“Both men saw so clearly, as I and so many others did, how much we had to gain by working together to overcome a bitter past,” he said.

Trong pledged that his country will work hard to implement the agreement. "Only then can we say it is a success,“ he pledged.

Biden earlier Sunday during a separate appearance with Trong had described the U.S. and Vietnam as “critical partners at what I would argue is a very critical time.” Neither leader specifically discussed how China's economic and geopolitical rise had contributed to their countries' newfound partnership, yet it was hard to explain the mutual embrace without China's regional influence.

Vietnam has been looking for a counterbalance to its relationships with other countries. It previously bestowed the same level of relations on China and Russia. Elevating the U.S. to the same status suggests that Vietnam wants to hedge its friendships as U.S. and European companies look for alternatives to Chinese factories.

With China's economic slowdown and President Xi Jinping's consolidation of political power, Biden sees an opportunity to bring more nations — including Vietnam and Cambodia — into America's orbit.

Biden arrived in Vietnam on Sunday and was welcomed with a pomp-filled ceremony outside the mustard-colored Presidential Palace. Scores of schoolchildren lined the steps waving small U.S. and Vietnam flags and Biden watched from an elevated review stand as high-stepping members of the military marched past. He and Trong met afterward Communist Party headquarters.

Both expressed happiness over seeing each other again after last meeting some eight years ago in Washington, said Biden, who then was vice president.

Trong sought to flatter Biden, who faces persistent questions at home about being 80 years old and running for reelection next year.

“You have nary aged a day, and I would say you look even better than before," Trong said. "I would say every feature of you Mr. President is complementing your image.” Biden chuckled.

Biden was given five draft deferments and was exempted from military service because he had asthma as a teenager.

Earlier Sunday, Jon Finer, Biden's chief deputy national security adviser, addressed reports that Vietnam was pursuing a deal to buy weapons from Russia, even as it sought deeper ties to the United States. Finer acknowledged Vietnam's lengthy military relationship with Russia and said the U.S. continues to work with Vietnam and other countries with similar ties to Russia to try to limit their interactions with a nation the U.S. accuses of committing war crimes and violating international law with its aggression in Ukraine.

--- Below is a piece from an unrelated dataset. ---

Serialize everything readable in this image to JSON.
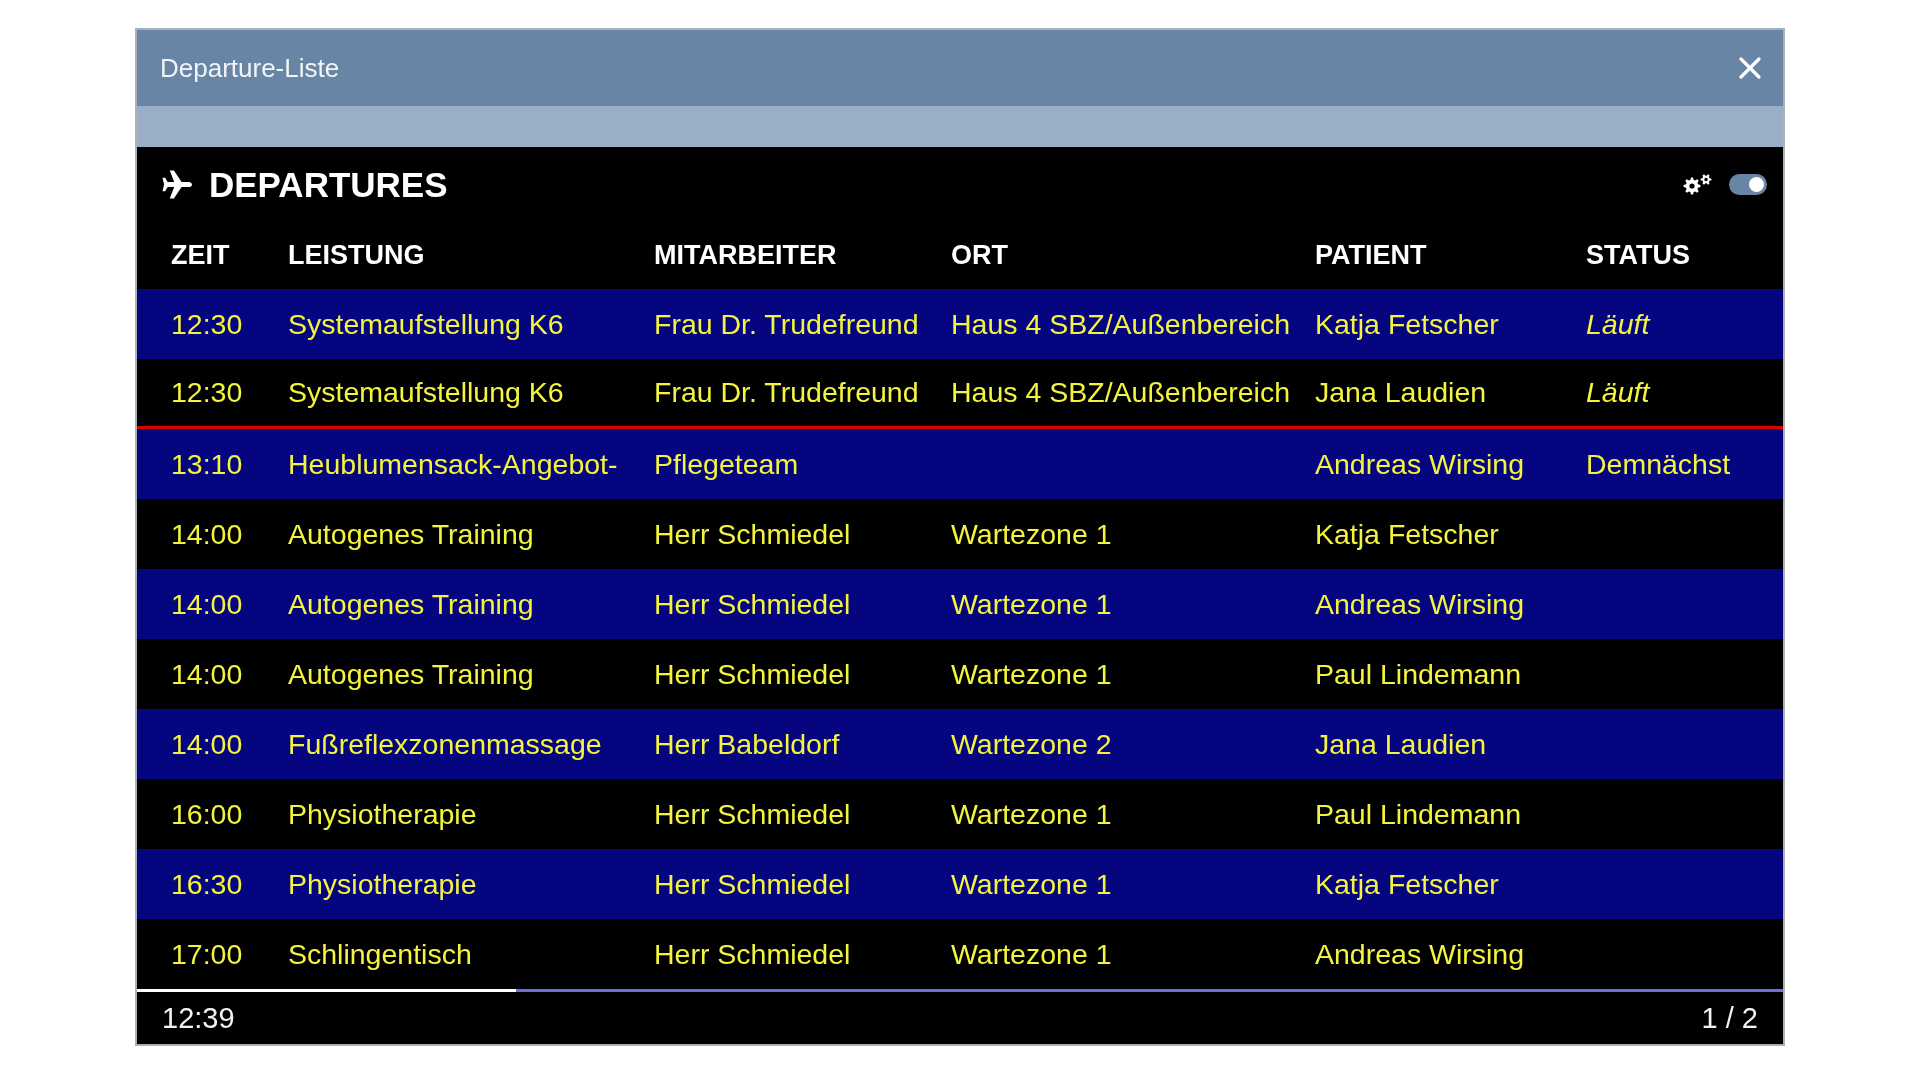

U.S. trade with Vietnam has already accelerated since 2019. But there are limits to how much further it can grow without improvements to the country's infrastructure, its workers' skills and its governance. Nor has increased trade automatically put the Vietnamese economy on an upward trajectory.

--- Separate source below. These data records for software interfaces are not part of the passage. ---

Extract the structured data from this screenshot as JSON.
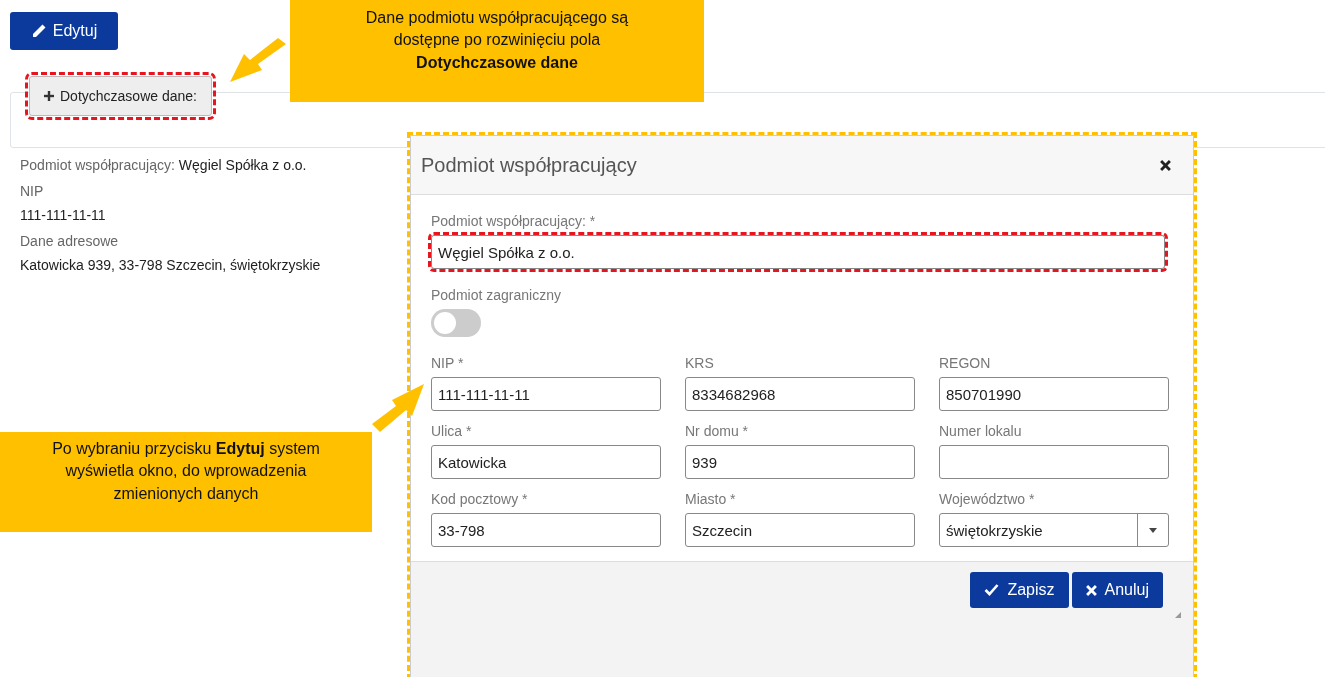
{
  "edit_button": {
    "label": "Edytuj"
  },
  "history_toggle": {
    "label": "Dotychczasowe dane:",
    "expanded": false,
    "highlighted": true
  },
  "details": [
    {
      "kind": "inline",
      "label": "Podmiot współpracujący:",
      "value": "Węgiel Spółka z o.o."
    },
    {
      "kind": "stacked",
      "label": "NIP",
      "value": "111-111-11-11"
    },
    {
      "kind": "stacked",
      "label": "Dane adresowe",
      "value": "Katowicka 939, 33-798 Szczecin, świętokrzyskie"
    }
  ],
  "modal": {
    "title": "Podmiot współpracujący",
    "highlighted": true,
    "name_field": {
      "label": "Podmiot współpracujący: *",
      "value": "Węgiel Spółka z o.o.",
      "highlighted": true
    },
    "foreign_toggle": {
      "label": "Podmiot zagraniczny",
      "on": false
    },
    "fields": [
      {
        "kind": "text",
        "label": "NIP *",
        "value": "111-111-11-11"
      },
      {
        "kind": "text",
        "label": "KRS",
        "value": "8334682968"
      },
      {
        "kind": "text",
        "label": "REGON",
        "value": "850701990"
      },
      {
        "kind": "text",
        "label": "Ulica *",
        "value": "Katowicka"
      },
      {
        "kind": "text",
        "label": "Nr domu *",
        "value": "939"
      },
      {
        "kind": "text",
        "label": "Numer lokalu"
      },
      {
        "kind": "text",
        "label": "Kod pocztowy *",
        "value": "33-798"
      },
      {
        "kind": "text",
        "label": "Miasto *",
        "value": "Szczecin"
      },
      {
        "kind": "select",
        "label": "Województwo *",
        "value": "świętokrzyskie"
      }
    ],
    "buttons": [
      {
        "kind": "save",
        "label": "Zapisz"
      },
      {
        "kind": "cancel",
        "label": "Anuluj"
      }
    ]
  },
  "callouts": [
    {
      "kind": "top",
      "text": "Dane podmiotu współpracującego są\ndostępne po rozwinięciu pola\n**Dotychczasowe dane**"
    },
    {
      "kind": "left",
      "text": "Po wybraniu przycisku **Edytuj** system\nwyświetla okno, do wprowadzenia\nzmienionych danych"
    }
  ]
}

Commerce Secretary Gina Raimondo said that the CEOs she talks with rank Vietnam highly as a place to diversify supply chains that before the pandemic had been overly dependent on China. Raimondo has been trying to broaden those supply chains through the Indo-Pacific Economic Framework, an initiative Biden launched last year.

“Whether it’s Vietnam or Malaysia, Indonesia, India, companies are really taking a hard look at those countries as places to do more business,” Raimondo said. “It is also true that they need to improve their workforce, housing, infrastructure and, I’d say, transparency in government operations.”

Vietnam's economic growth slipped during the first three months of 2023. Its exporters faced higher costs and weaker demand as high inflation worldwide hurt the market for consumer goods.

Still, U.S. imports of Vietnamese goods have nearly doubled since 2019 to $127 billion annually, according to the Census Bureau. It is unlikely that Vietnam, with its population of 100 million, can match the scale of Chinese manufacturing. In 2022, China, with 1.4 billion people, exported four times as many goods to the U.S. as did Vietnam.